- A pivotal concept in the philosophical writings of Hegel, Feuerbach and Marx, and subsequent writings in both idealist and Marxist traditions. Alienation (German Entfremdung, also translatable as estrangement) is centrally the idea of something being separated from or strange to something else: I am self-alienated in so far as I cannot understand or accept myself; thought is alienated from reality in so far as it inadequately reflects it; I am alienated from my desires in so far as they are not authentically my own, but assail me as it were from without; I am alienated from the results of my labour in so far as they become commodities ; and I may be alienated from my society in so far as I feel controlled by it, rather than part of a social unity that creates it. In Hegel the progress towards the Absolute is one of the growth of self-consciousness, itself a process of ‘dealienation’ whereby what is separate and falsely objectified regains its unity through self-creation and self-consciousness (although finite minds, the agency of this growth, alienate themselves in activity and in the ‘objectification’ of their material and social products). In Feuerbach, by contrast, the absolutist trappings of Hegelian alienation are abandoned, and the concept is replaced by self-alienation, a condition to be overcome by the self-consciousness that proper relations with our own activities and products brings. Marx's use of the concept is sometimes thought to separate his early, Hegelian, period from the later writings, but there seems little doubt about his permanent attachment to the idea of a human nature as self-alienated so long as the communist transformation of society has not taken place.
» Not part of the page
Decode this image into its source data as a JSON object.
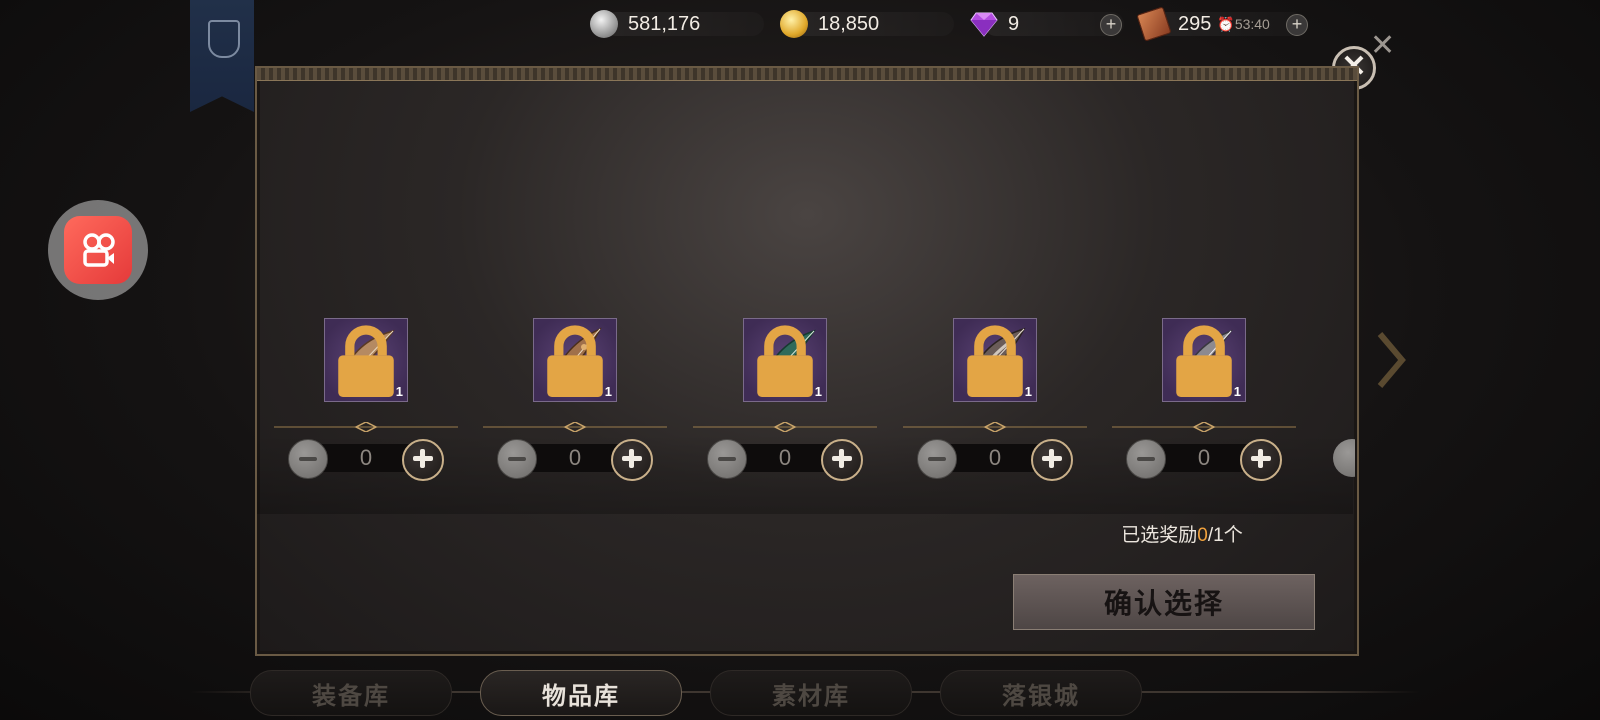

See also anomie , authenticity, Dasein , false consciousness.
Philosophy dictionary. Academic. 2011.